* [Activity] If a line of the data below holds the word "accent", list it.

* [Data provided]

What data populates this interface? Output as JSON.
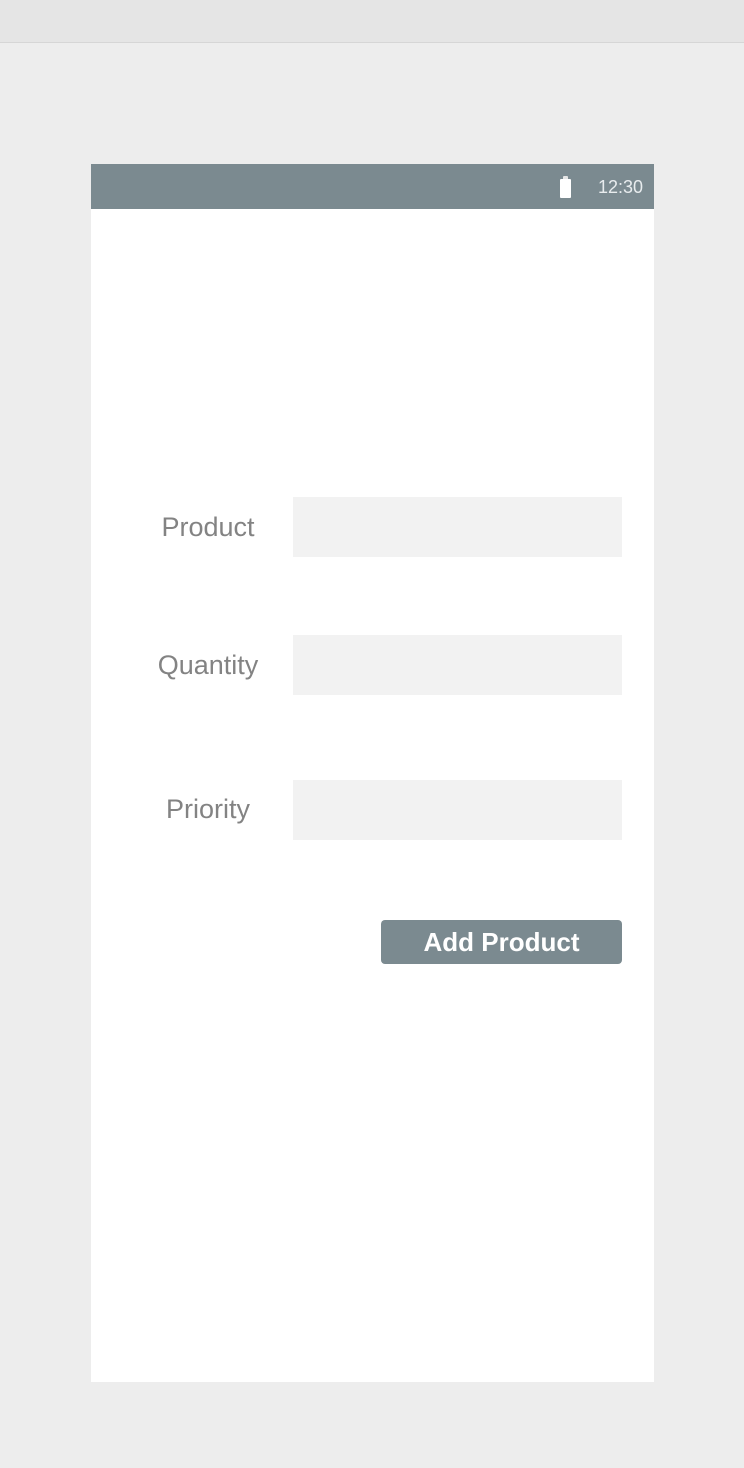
{
  "status_bar": {
    "time": "12:30",
    "battery_icon": "battery-full-icon",
    "color": "#7b8a90"
  },
  "form": {
    "fields": [
      {
        "label": "Product",
        "value": "",
        "placeholder": ""
      },
      {
        "label": "Quantity",
        "value": "",
        "placeholder": ""
      },
      {
        "label": "Priority",
        "value": "",
        "placeholder": ""
      }
    ],
    "submit_label": "Add Product"
  },
  "colors": {
    "accent": "#7b8a90",
    "background": "#ededed",
    "input_background": "#f2f2f2",
    "label_text": "#838383"
  }
}
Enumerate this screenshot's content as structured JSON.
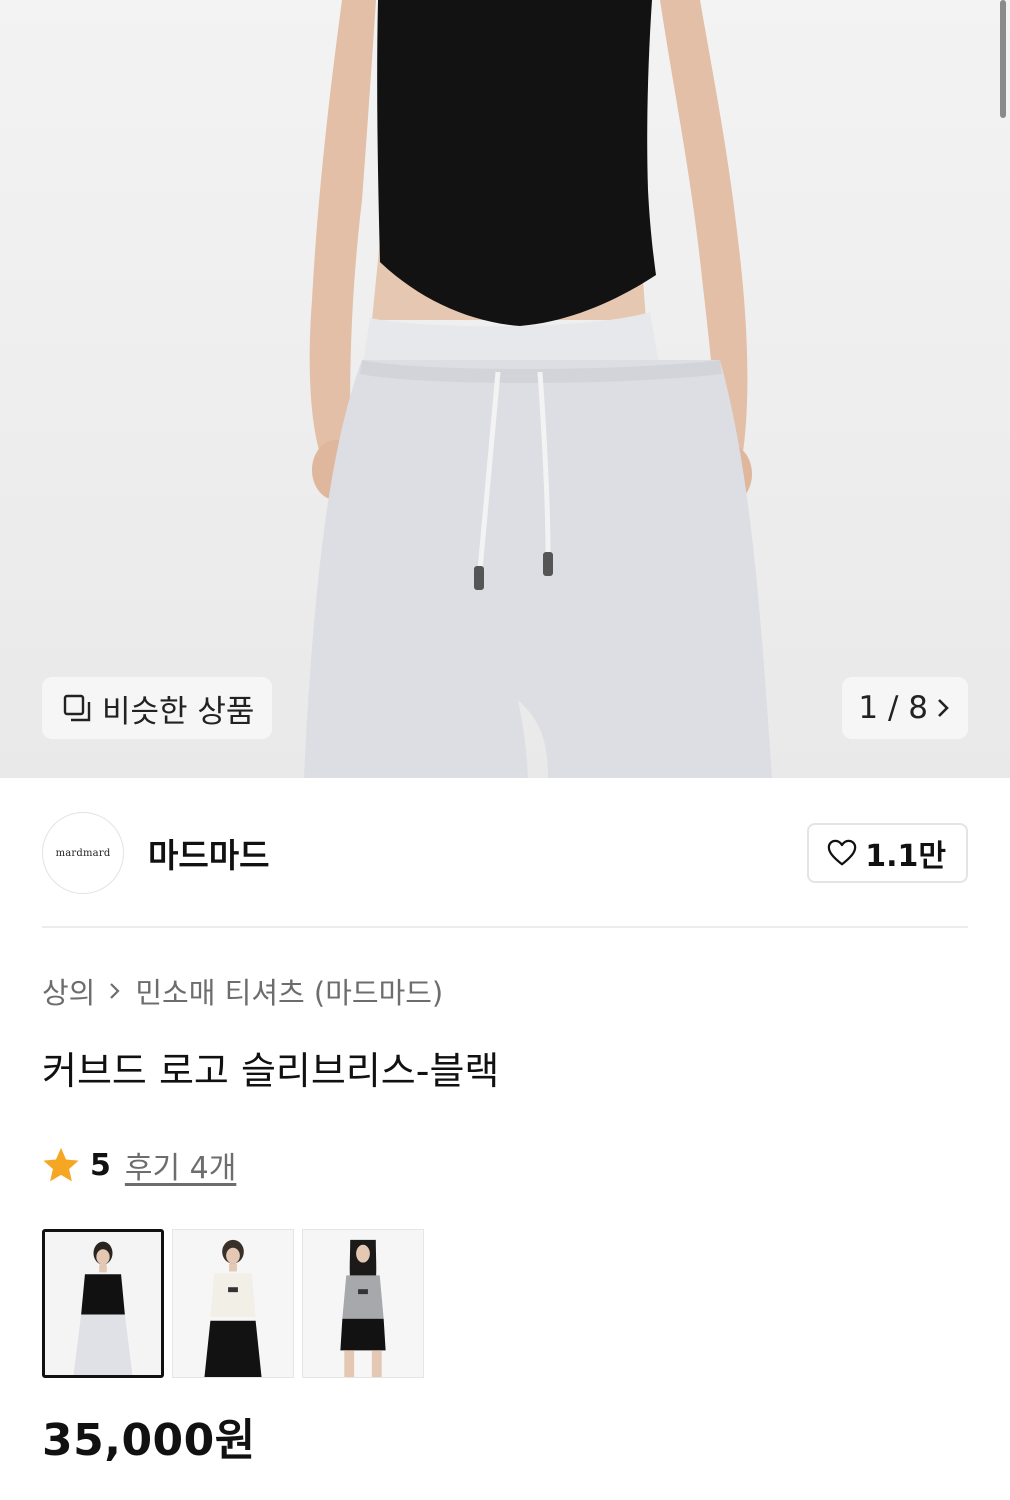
{
  "hero": {
    "similar_label": "비슷한 상품",
    "page_counter": "1 / 8",
    "similar_icon": "duplicate-icon",
    "next_icon": "chevron-right-icon"
  },
  "brand": {
    "logo_text": "mardmard",
    "name": "마드마드",
    "like_count": "1.1만",
    "like_icon": "heart-outline-icon"
  },
  "breadcrumb": {
    "category": "상의",
    "subcategory": "민소매 티셔츠 (마드마드)"
  },
  "product": {
    "title": "커브드 로고 슬리브리스-블랙",
    "rating": "5",
    "reviews": "후기 4개",
    "price": "35,000원"
  },
  "colors": {
    "star": "#F5A623",
    "text_primary": "#111111",
    "text_secondary": "#6D6D6D"
  },
  "color_options": [
    {
      "name": "black-option",
      "selected": true
    },
    {
      "name": "ivory-option",
      "selected": false
    },
    {
      "name": "gray-option",
      "selected": false
    }
  ]
}
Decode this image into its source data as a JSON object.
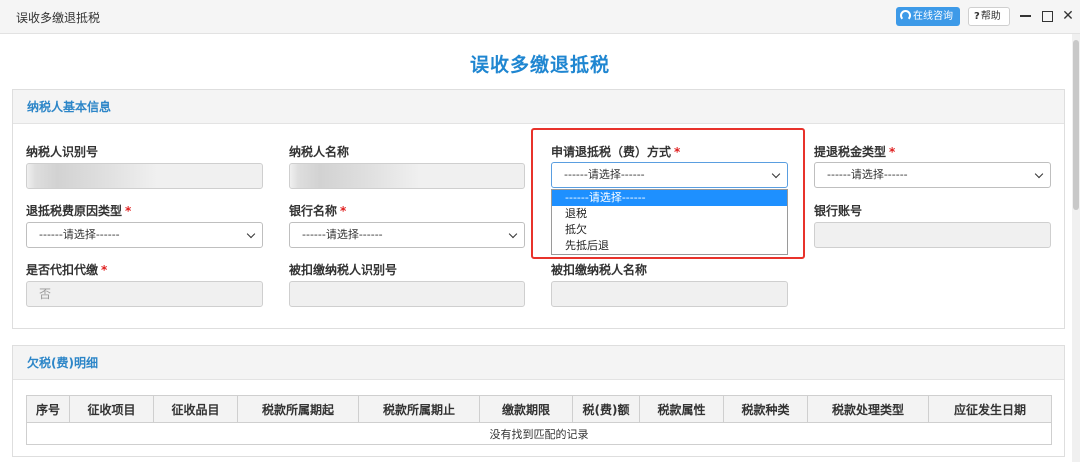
{
  "window": {
    "title": "误收多缴退抵税"
  },
  "toolbar": {
    "consult_label": "在线咨询",
    "help_label": "帮助",
    "help_mark": "?",
    "minimize_icon": "minimize-icon",
    "maximize_icon": "maximize-icon",
    "close_icon": "close-icon"
  },
  "page": {
    "title": "误收多缴退抵税"
  },
  "basic_info": {
    "heading": "纳税人基本信息",
    "fields": {
      "taxpayer_id": {
        "label": "纳税人识别号",
        "value": ""
      },
      "taxpayer_name": {
        "label": "纳税人名称",
        "value": ""
      },
      "refund_method": {
        "label": "申请退抵税（费）方式",
        "value": "------请选择------",
        "required": true
      },
      "refund_tax_type": {
        "label": "提退税金类型",
        "value": "------请选择------",
        "required": true
      },
      "reason_type": {
        "label": "退抵税费原因类型",
        "value": "------请选择------",
        "required": true
      },
      "bank_name": {
        "label": "银行名称",
        "value": "------请选择------",
        "required": true
      },
      "bank_account": {
        "label": "银行账号",
        "value": ""
      },
      "withholding": {
        "label": "是否代扣代缴",
        "value": "否",
        "required": true
      },
      "withheld_id": {
        "label": "被扣缴纳税人识别号",
        "value": ""
      },
      "withheld_name": {
        "label": "被扣缴纳税人名称",
        "value": ""
      }
    },
    "required_mark": "*",
    "refund_method_options": [
      "------请选择------",
      "退税",
      "抵欠",
      "先抵后退"
    ],
    "selected_option_index": 0
  },
  "arrears": {
    "heading": "欠税(费)明细",
    "columns": [
      "序号",
      "征收项目",
      "征收品目",
      "税款所属期起",
      "税款所属期止",
      "缴款期限",
      "税(费)额",
      "税款属性",
      "税款种类",
      "税款处理类型",
      "应征发生日期"
    ],
    "empty_text": "没有找到匹配的记录"
  },
  "colors": {
    "accent": "#1f86d1",
    "required": "#e02020",
    "highlight_border": "#e8322b",
    "consult_button": "#3d9ae8",
    "selected_option": "#1e90ff"
  }
}
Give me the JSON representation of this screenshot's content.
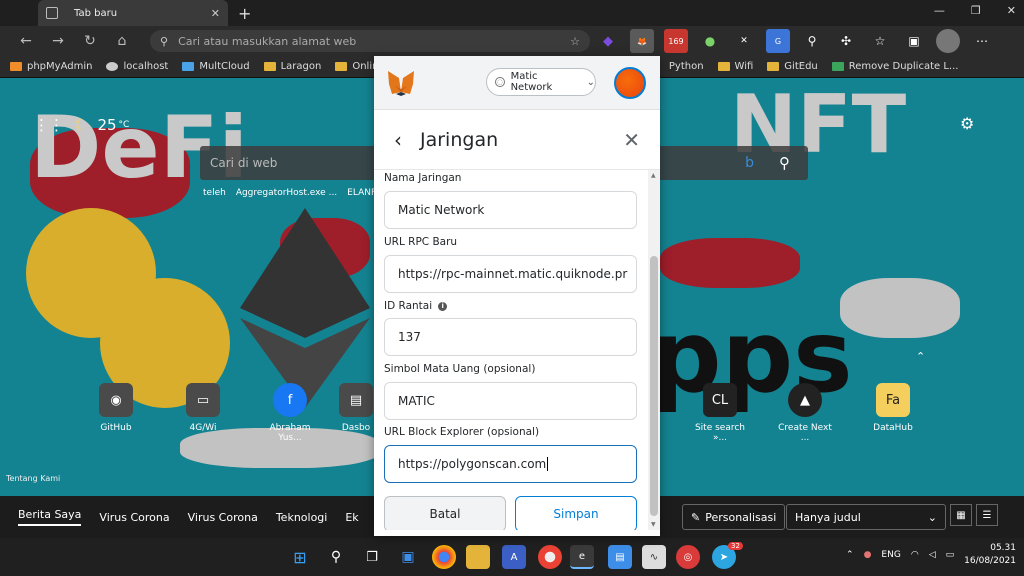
{
  "browser": {
    "tab_title": "Tab baru",
    "address_placeholder": "Cari atau masukkan alamat web",
    "ext_badge": "169",
    "bookmarks": [
      "phpMyAdmin",
      "localhost",
      "MultCloud",
      "Laragon",
      "Online Co",
      "Python",
      "Wifi",
      "GitEdu",
      "Remove Duplicate L..."
    ]
  },
  "newtab": {
    "temperature": "25",
    "temp_unit": "°C",
    "search_placeholder": "Cari di web",
    "recent": [
      "teleh",
      "AggregatorHost.exe ...",
      "ELANF"
    ],
    "tiles": [
      "GitHub",
      "4G/Wi",
      "Abraham Yus...",
      "Dasbo",
      "Site search »...",
      "Create Next ...",
      "DataHub"
    ],
    "about": "Tentang Kami",
    "news_tabs": [
      "Berita Saya",
      "Virus Corona",
      "Virus Corona",
      "Teknologi",
      "Ek"
    ],
    "personalize": "Personalisasi",
    "view_select": "Hanya judul"
  },
  "metamask": {
    "network_pill": "Matic Network",
    "page_title": "Jaringan",
    "fields": {
      "network_name_label": "Nama Jaringan",
      "network_name_value": "Matic Network",
      "rpc_label": "URL RPC Baru",
      "rpc_value": "https://rpc-mainnet.matic.quiknode.pr",
      "chain_label": "ID Rantai",
      "chain_value": "137",
      "symbol_label": "Simbol Mata Uang (opsional)",
      "symbol_value": "MATIC",
      "explorer_label": "URL Block Explorer (opsional)",
      "explorer_value": "https://polygonscan.com"
    },
    "cancel_label": "Batal",
    "save_label": "Simpan"
  },
  "taskbar": {
    "language": "ENG",
    "time": "05.31",
    "date": "16/08/2021",
    "badge": "32"
  },
  "colors": {
    "accent": "#037dd6",
    "bg": "#148391"
  }
}
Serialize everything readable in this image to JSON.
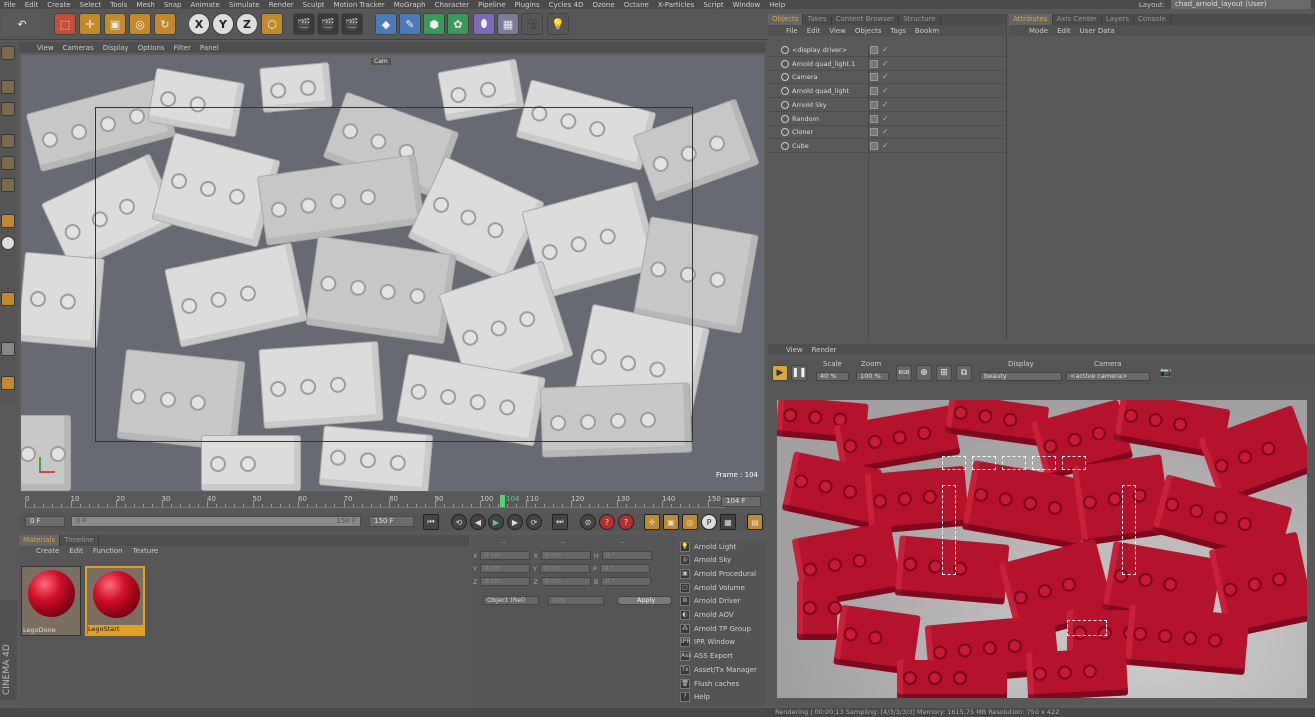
{
  "menubar": [
    "File",
    "Edit",
    "Create",
    "Select",
    "Tools",
    "Mesh",
    "Snap",
    "Animate",
    "Simulate",
    "Render",
    "Sculpt",
    "Motion Tracker",
    "MoGraph",
    "Character",
    "Pipeline",
    "Plugins",
    "Cycles 4D",
    "Ozone",
    "Octane",
    "X-Particles",
    "Script",
    "Window",
    "Help"
  ],
  "layout": {
    "label": "Layout:",
    "value": "chad_arnold_layout (User)"
  },
  "viewport": {
    "menu": [
      "View",
      "Cameras",
      "Display",
      "Options",
      "Filter",
      "Panel"
    ],
    "camera_tag": "Cam",
    "frame_label": "Frame : 104"
  },
  "timeline": {
    "ticks": [
      "0",
      "10",
      "20",
      "30",
      "40",
      "50",
      "60",
      "70",
      "80",
      "90",
      "100",
      "110",
      "120",
      "130",
      "140",
      "150"
    ],
    "current_marker": "104",
    "end_field": "104 F",
    "start_field": "0 F",
    "range_start": "0 F",
    "range_end": "150 F",
    "end_frame": "150 F"
  },
  "materials": {
    "tabs": [
      "Materials",
      "Timeline"
    ],
    "menu": [
      "Create",
      "Edit",
      "Function",
      "Texture"
    ],
    "items": [
      {
        "name": "LegoDone",
        "selected": false
      },
      {
        "name": "LegoStart",
        "selected": true
      }
    ]
  },
  "coordinates": {
    "rows": [
      {
        "a": "X",
        "av": "0 cm",
        "b": "X",
        "bv": "0 cm",
        "c": "H",
        "cv": "0 °"
      },
      {
        "a": "Y",
        "av": "0 cm",
        "b": "Y",
        "bv": "0 cm",
        "c": "P",
        "cv": "0 °"
      },
      {
        "a": "Z",
        "av": "0 cm",
        "b": "Z",
        "bv": "0 cm",
        "c": "B",
        "cv": "0 °"
      }
    ],
    "mode": "Object (Rel)",
    "size_mode": "Size",
    "apply": "Apply",
    "header_a": "--",
    "header_b": "--",
    "header_c": "--"
  },
  "arnold_menu": [
    {
      "label": "Arnold Light",
      "icon": "light-bulb-icon",
      "glyph": "💡"
    },
    {
      "label": "Arnold Sky",
      "icon": "sky-icon",
      "glyph": "◎"
    },
    {
      "label": "Arnold Procedural",
      "icon": "procedural-icon",
      "glyph": "▣"
    },
    {
      "label": "Arnold Volume",
      "icon": "volume-icon",
      "glyph": "▢"
    },
    {
      "label": "Arnold Driver",
      "icon": "driver-icon",
      "glyph": "⚙"
    },
    {
      "label": "Arnold AOV",
      "icon": "aov-icon",
      "glyph": "◐"
    },
    {
      "label": "Arnold TP Group",
      "icon": "tp-group-icon",
      "glyph": "⁂"
    },
    {
      "label": "IPR Window",
      "icon": "ipr-icon",
      "glyph": "IPR"
    },
    {
      "label": "ASS Export",
      "icon": "ass-export-icon",
      "glyph": "Ass"
    },
    {
      "label": "Asset/Tx Manager",
      "icon": "tx-manager-icon",
      "glyph": "Tx"
    },
    {
      "label": "Flush caches",
      "icon": "trash-icon",
      "glyph": "🗑"
    },
    {
      "label": "Help",
      "icon": "help-icon",
      "glyph": "?"
    }
  ],
  "objects_panel": {
    "tabs": [
      "Objects",
      "Takes",
      "Content Browser",
      "Structure"
    ],
    "menu": [
      "File",
      "Edit",
      "View",
      "Objects",
      "Tags",
      "Bookm"
    ],
    "rows": [
      {
        "name": "<display driver>",
        "icon": "document-icon",
        "check": "✓"
      },
      {
        "name": "Arnold quad_light.1",
        "icon": "light-bulb-icon",
        "check": "✓"
      },
      {
        "name": "Camera",
        "icon": "camera-icon",
        "check": "✓"
      },
      {
        "name": "Arnold quad_light",
        "icon": "light-bulb-icon",
        "check": "✓"
      },
      {
        "name": "Arnold Sky",
        "icon": "sky-icon",
        "check": "✓"
      },
      {
        "name": "Random",
        "icon": "random-icon",
        "check": "✓"
      },
      {
        "name": "Cloner",
        "icon": "cloner-icon",
        "check": "✓"
      },
      {
        "name": "Cube",
        "icon": "cube-icon",
        "check": "✓"
      }
    ]
  },
  "attributes_panel": {
    "tabs": [
      "Attributes",
      "Axis Center",
      "Layers",
      "Console"
    ],
    "menu": [
      "Mode",
      "Edit",
      "User Data"
    ]
  },
  "render_view": {
    "menu": [
      "View",
      "Render"
    ],
    "scale_label": "Scale",
    "scale_value": "40 %",
    "zoom_label": "Zoom",
    "zoom_value": "100 %",
    "rgb": "RGB",
    "display_label": "Display",
    "display_value": "beauty",
    "camera_label": "Camera",
    "camera_value": "<active camera>"
  },
  "status": "Rendering | 00:00:13  Sampling: [4/3/3/3/3]  Memory: 1615.75 MB  Resolution: 750 x 422",
  "colors": {
    "accent": "#d9a640",
    "brick_red": "#b5122b",
    "panel": "#595959"
  }
}
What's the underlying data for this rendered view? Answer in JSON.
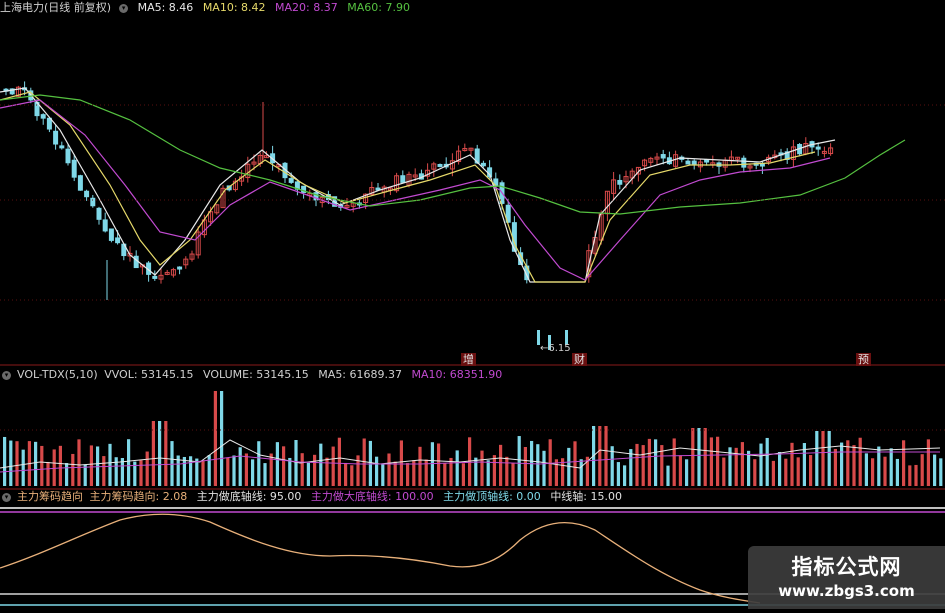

* [Solution for this exercise]
    "accent": "#7b8a90",
    "accent": "#1f86d1",
    "accent": "#037dd6",
    "accent": "#d9a640",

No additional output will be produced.